Monday, July 26, 2010

Fairies: An Altered Book

I'm just finishing up my altered book project, and I thought I would share some photos. I originally made this book as a gift for my younger sister at Christmastime, but now I'm finally finishing it to enter in 4H fine arts at the county fair this week.

I made the book out of a copy of The Thousand and One Nights.

Here's the title page:

Table of Contents:

Since I made the book for my sister, I tucked a note for her inside a pocket:

This is one of my favorite pages. I used a portrait of Queen Victoria that I had kicking around, and gave her fairy wings. :)

On the side of the page, there's a few tags that can be pulled out of hidden slots:

(You flip the center panel to reveal the rest of the page)
Originally, the rest of the book was blank, so that my sister could add to it if she wanted to. But she decided she wanted me to make a "Fairy Treasures" page, with a niche for trinkets and beads, etc. So I glued together the rest of the pages and cut out a shadowbox. The picture is of Ali Baba showing off his treasure, which was in the book to begin with. I just finished this page today. 

See all those nifty treasures?

That's one full book!

Friday, July 16, 2010

Summer Reading

After another long interval between my infamous sporadic posts, I present you with my summer reading piles.

Yes, piles.

First we have my in-progress pile. These are all books that I'm currently reading. I tend to read a lot of books at once. That way, if I get tired of one book, I can put it down and pick up in the middle of another book. I'm a migratory reader.
Starting from the bottom of the pile:
The Life of the Forest, by Jack McCormick - I'm reading this non-fiction book as research for my next novel, Greenheart, which will mostly take place in a temperate rainforest. I want it to feel real, and this book is very helpful and interesting.

Digital Art Revolution, by Scott Ligon - I picked this book up because I love creating digital art with Photoshop, and I'd love to do more with it. It's got tons of weird artwork in it, but it teaches some great techniques and tricks with Photoshop.

Getting Into Character, by Brandilyn Collins - This book on creating three-dimensional characters requires a lot of thought, because each new thing presented is so unique and revolutionary. It's taking me a long time to read it, because I'm trying to fully understand each concept before I move on. I think it will definitely help my writing down the road.

Writing Fiction for Dummies, by Randy Ingermanson - The ingenious "Snowflake Guy" wrote this awesome book for writers of all ages and experience levels. Everything is laid out, clear and concise. Even though I've read almost a dozen books on writing, this one offers some questions and exercises that have made me think about my writing from a different angle. I recommend it!

The Restorer, by Sharon Hinck - I'm re-reading this one because I like it so much. An ordinary mom gets sucked into a fantasy world on the brink of war, and she's expected to become some warrior hero? What's not to like? (Besides, I think Kieran is one of the best characters of all time.)

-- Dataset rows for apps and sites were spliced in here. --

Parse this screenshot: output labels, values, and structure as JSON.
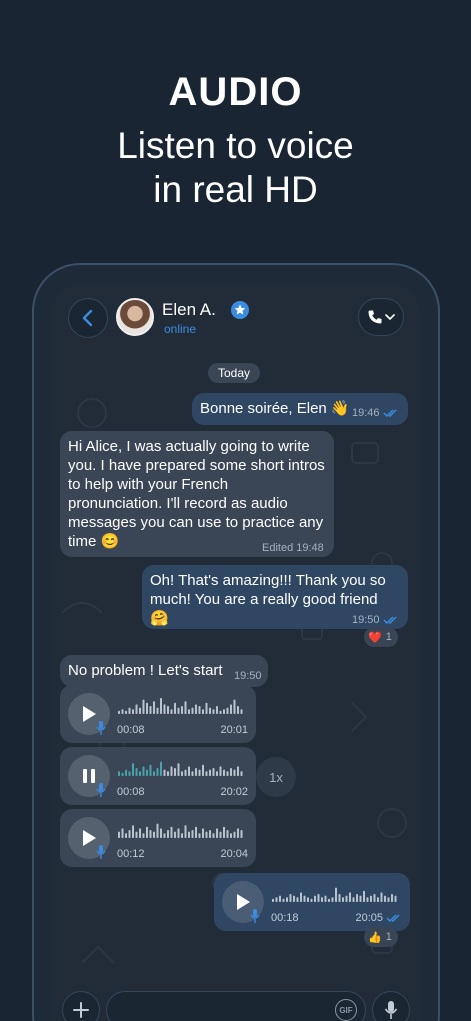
{
  "promo": {
    "heading": "AUDIO",
    "subtitle_line1": "Listen to voice",
    "subtitle_line2": "in real HD"
  },
  "header": {
    "contact_name": "Elen A.",
    "status": "online",
    "icons": [
      "back-arrow-icon",
      "avatar",
      "verified-star-icon",
      "phone-icon",
      "chevron-down-icon"
    ]
  },
  "chat": {
    "date_label": "Today",
    "messages": [
      {
        "direction": "out",
        "text": "Bonne soirée, Elen 👋",
        "time": "19:46",
        "read": true
      },
      {
        "direction": "in",
        "lines": [
          "Hi Alice, I was actually going to write",
          "you. I have prepared some short intros",
          "to help with your French",
          "pronunciation. I'll record as audio",
          "messages you can use to practice any",
          "time 😊"
        ],
        "meta": "Edited 19:48"
      },
      {
        "direction": "out",
        "lines": [
          "Oh! That's amazing!!! Thank you so",
          "much! You are a really good friend 🤗"
        ],
        "time": "19:50",
        "read": true,
        "reaction": {
          "emoji": "❤️",
          "count": "1"
        }
      },
      {
        "direction": "in",
        "text": "No problem ! Let's start",
        "time": "19:50"
      }
    ],
    "voice_messages": [
      {
        "direction": "in",
        "duration": "00:08",
        "time": "20:01",
        "state": "paused-play"
      },
      {
        "direction": "in",
        "duration": "00:08",
        "time": "20:02",
        "state": "playing",
        "speed": "1x"
      },
      {
        "direction": "in",
        "duration": "00:12",
        "time": "20:04",
        "state": "paused-play"
      },
      {
        "direction": "out",
        "duration": "00:18",
        "time": "20:05",
        "state": "paused-play",
        "read": true,
        "reaction": {
          "emoji": "👍",
          "count": "1"
        }
      }
    ]
  },
  "composer": {
    "placeholder": "",
    "gif_label": "GIF"
  },
  "colors": {
    "background": "#1a2533",
    "incoming_bubble": "#3a4656",
    "outgoing_bubble": "#2f4763",
    "accent": "#3b8be0"
  }
}
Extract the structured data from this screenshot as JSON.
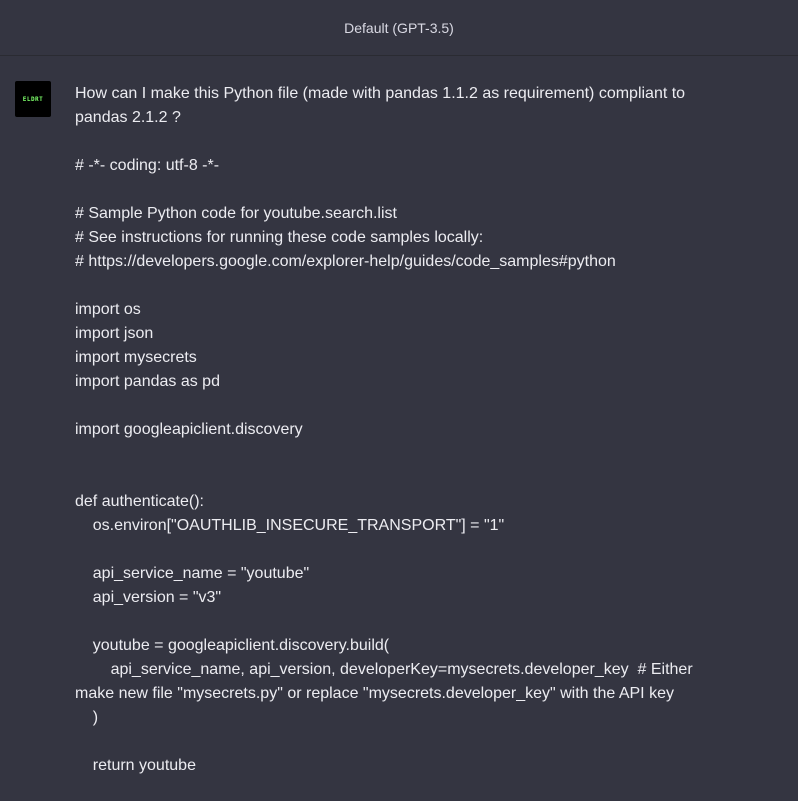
{
  "header": {
    "model_label": "Default (GPT-3.5)"
  },
  "user": {
    "avatar_text": "ELDRT"
  },
  "message": {
    "lines": [
      "How can I make this Python file (made with pandas 1.1.2 as requirement) compliant to pandas 2.1.2 ?",
      "",
      "# -*- coding: utf-8 -*-",
      "",
      "# Sample Python code for youtube.search.list",
      "# See instructions for running these code samples locally:",
      "# https://developers.google.com/explorer-help/guides/code_samples#python",
      "",
      "import os",
      "import json",
      "import mysecrets",
      "import pandas as pd",
      "",
      "import googleapiclient.discovery",
      "",
      "",
      "def authenticate():",
      "    os.environ[\"OAUTHLIB_INSECURE_TRANSPORT\"] = \"1\"",
      "",
      "    api_service_name = \"youtube\"",
      "    api_version = \"v3\"",
      "",
      "    youtube = googleapiclient.discovery.build(",
      "        api_service_name, api_version, developerKey=mysecrets.developer_key  # Either make new file \"mysecrets.py\" or replace \"mysecrets.developer_key\" with the API key",
      "    )",
      "",
      "    return youtube"
    ]
  }
}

Emma, by Jane Austen - I've seen several different movie versions of this classic story, but this is the first time I've actually read it. It took me awhile to get into it, because I just didn't like the heroine, Emma. But then I realized that you just can't take her too seriously, and I began to really enjoy it. It's a lighthearted, comedic romance story.

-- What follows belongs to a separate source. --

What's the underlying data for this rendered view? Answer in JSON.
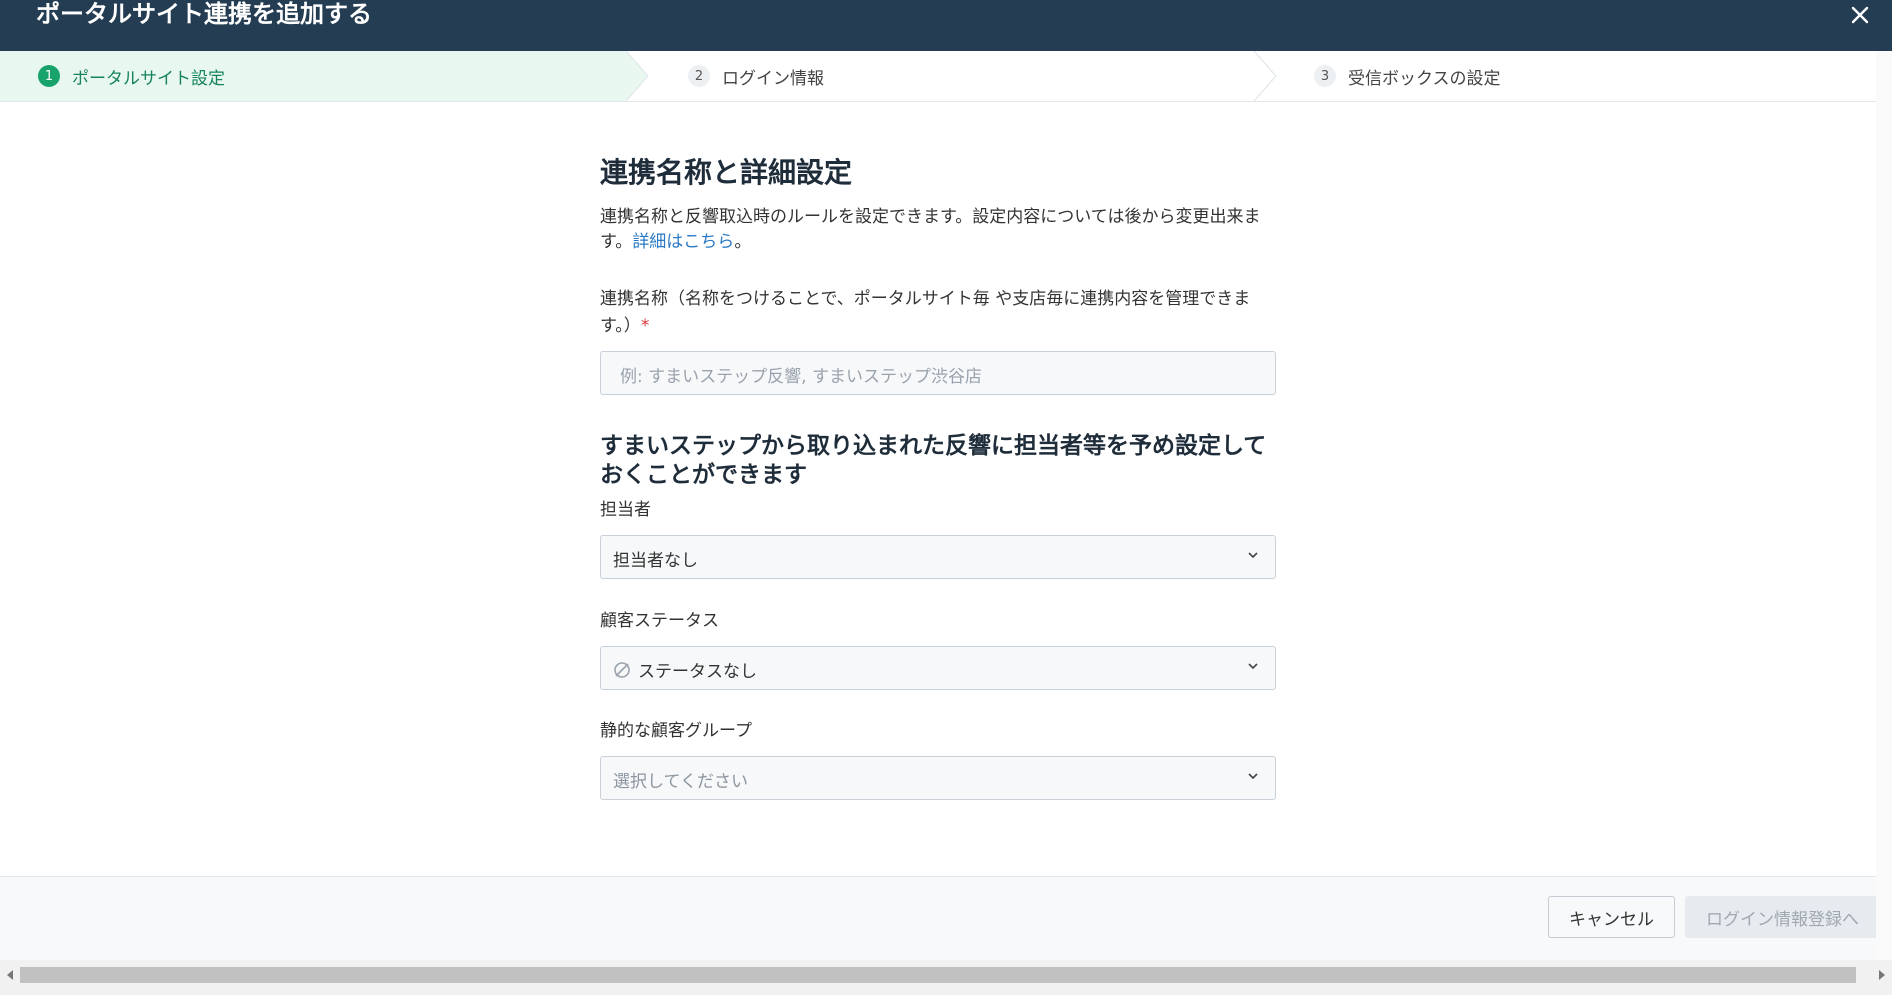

Airborn, by Kenneth Oppel - I bought this book used at my library for about 10 cents. I knew nothing about it. It's amazing! It's an alternate version of history set at the height of airship travel, with sky pirates, mysterious flying mammals, and lots of swashbuckling adventures in the clouds. I love it so far! (I'm really starting to like the "Steampunk" genre)

Start Here: Doing Hard Things Right Where You Are, by Alex and Brett Harris - This is a sequel to the awesome book Do Hard Things. It's full of encouragement, ideas, and practical advice for teens who wish to break free of the low expectations placed on young people today. Teens have raised money to build wells in Africa, sailed solo around the world, made award-winning movies... what will you do? And more importantly, why are you doing it?

As soon as I finish reading all of those books, I'll move on to my to-read pile:

100 Cupboards, by N. D. Wilson
The Unicorn Chronicles book 4: The Last Hunt, by Bruce Coville
Brightly Woven, by Alexandra Bracken
Stravaganza: City of Masks, by Mary Hoffman
Over Sea, Under Stone, by Susan Cooper
Heartless, by Anne Elisabeth Stengl
Adobe Photoshop CS3 Classroom in a Book
By Darkness Hid, by Jill Williamson (not pictured)

And that's just a fraction of the books I'd like to read. *sigh* So many books, so little time. What have you been reading? Have you read any of these books?

Also, I seem to have forgotten to announce the arrival of my free paperback copy of my novel, Bluewillow, from CreateSpace. Here's a picture:

I made the cover, and I'm really happy with how it turned out. My sister agreed to pose as my main character (I turned her hair blue in Photoshop). Sorry that my flash sorta washed things out. It looks better in person.

Now my family is reading it together in the evenings. *gasp* So many people listening to my writing at once! Aaaaahh! Panic attack!! *ahem*

That's all for now, folks!